# Does every real function have this weak derivation property?

After this question : Does every real function have this weak continuity property?

Natrualy there are an other (more difficult) :

Is it true that for every real function $f:\mathbb{R}\to\mathbb{R}$, there exists a real sequence $(x_n)_n$, taking values different from $c$, converging to some real number $c$, such that the sequence $\left(\dfrac{f(c)-f(x_n)}{c-x_n}\right)_n$ converges ?

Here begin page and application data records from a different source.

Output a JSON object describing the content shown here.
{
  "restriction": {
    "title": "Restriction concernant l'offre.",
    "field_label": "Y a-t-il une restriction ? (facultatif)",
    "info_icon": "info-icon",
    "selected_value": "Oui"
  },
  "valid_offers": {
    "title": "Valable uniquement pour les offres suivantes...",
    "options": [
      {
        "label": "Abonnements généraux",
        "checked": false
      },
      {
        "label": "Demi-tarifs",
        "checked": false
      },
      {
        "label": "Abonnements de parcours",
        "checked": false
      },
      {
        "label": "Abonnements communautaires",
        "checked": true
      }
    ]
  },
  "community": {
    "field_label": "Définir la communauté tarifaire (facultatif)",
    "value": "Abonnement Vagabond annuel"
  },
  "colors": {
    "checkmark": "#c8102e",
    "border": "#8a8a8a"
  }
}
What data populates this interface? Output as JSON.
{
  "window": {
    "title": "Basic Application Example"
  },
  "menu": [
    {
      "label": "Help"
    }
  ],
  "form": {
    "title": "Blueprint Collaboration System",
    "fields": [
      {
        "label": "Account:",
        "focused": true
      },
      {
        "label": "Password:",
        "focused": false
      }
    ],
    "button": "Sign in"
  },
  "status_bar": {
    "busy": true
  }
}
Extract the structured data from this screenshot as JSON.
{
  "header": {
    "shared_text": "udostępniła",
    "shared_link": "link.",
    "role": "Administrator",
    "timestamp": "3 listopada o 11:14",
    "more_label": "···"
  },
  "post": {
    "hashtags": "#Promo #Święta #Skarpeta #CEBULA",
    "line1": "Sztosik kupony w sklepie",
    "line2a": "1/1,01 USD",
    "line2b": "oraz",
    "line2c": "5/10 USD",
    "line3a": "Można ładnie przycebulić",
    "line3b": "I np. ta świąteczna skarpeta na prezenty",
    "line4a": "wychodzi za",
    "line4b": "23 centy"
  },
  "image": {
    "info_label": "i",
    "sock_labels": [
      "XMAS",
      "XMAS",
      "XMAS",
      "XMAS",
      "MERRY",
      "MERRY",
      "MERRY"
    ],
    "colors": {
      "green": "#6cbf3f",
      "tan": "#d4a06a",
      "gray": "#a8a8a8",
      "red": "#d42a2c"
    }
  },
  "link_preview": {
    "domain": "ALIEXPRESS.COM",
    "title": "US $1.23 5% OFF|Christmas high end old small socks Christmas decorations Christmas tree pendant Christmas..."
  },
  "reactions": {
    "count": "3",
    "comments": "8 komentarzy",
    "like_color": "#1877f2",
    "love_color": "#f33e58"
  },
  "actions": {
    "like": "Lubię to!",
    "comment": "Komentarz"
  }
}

• See auburn.edu/~brownj4/tatras.pdf and for a higher dimensional generalization arxiv.org/pdf/1108.1756.pdf Aug 26 '18 at 14:09
• @Ashutosh: If I'm reading correctly, Theorem 6 in the Brown paper (which is attributed to Ceder) gives a positive answer to this question. Perhaps you'd like to post as an answer? Aug 26 '18 at 16:00
• What you're asking is whether an arbitrary function has, at some point in its domain, a finite derived number. I initially thought the answer could be no for some functions, but the example I had in mind clearly (in retrospect) doesn't work. Perhaps the theorem @Ashutosh and Nate Eldredge mentioned answers the question. However, I don't have time to look now (in a rush to get out the door) --- for related ideas, google the phrases "derived number" and "sequential derivative". Aug 26 '18 at 22:04
• Here's another way to see this. By Denjoy-Young-Saks theorem, for any real function $f$, the set of points $x$ for which $\lim_{h \to 0^+} |f(x + h) - f(x)|/h = \infty$ has measure zero. It follows that for for a.e. $x$, there exists an injective sequence $x_n \downarrow x$ such that $(f(x_n) - f(x))/(x_n - x)$ converges. Aug 27 '18 at 1:07
• @Ashutosh: I think you have enough for a decent answer. To give a bit more detail, the DYS theorem implication you mention follows from the fact that at any a.e. such point $x$ and for each $\delta>0,$ there exists a positive real number $M$ such that infinitely many of the difference quotients with $0<h<\delta$ lie within the compact set $[-M,M].$ Also, "almost all" cannot be strengthened in the sense of size, because given any measure zero set there exists a function (even a continuous and strictly increasing function) that has an infinite derivative at each point of that measure zero set. Aug 27 '18 at 10:55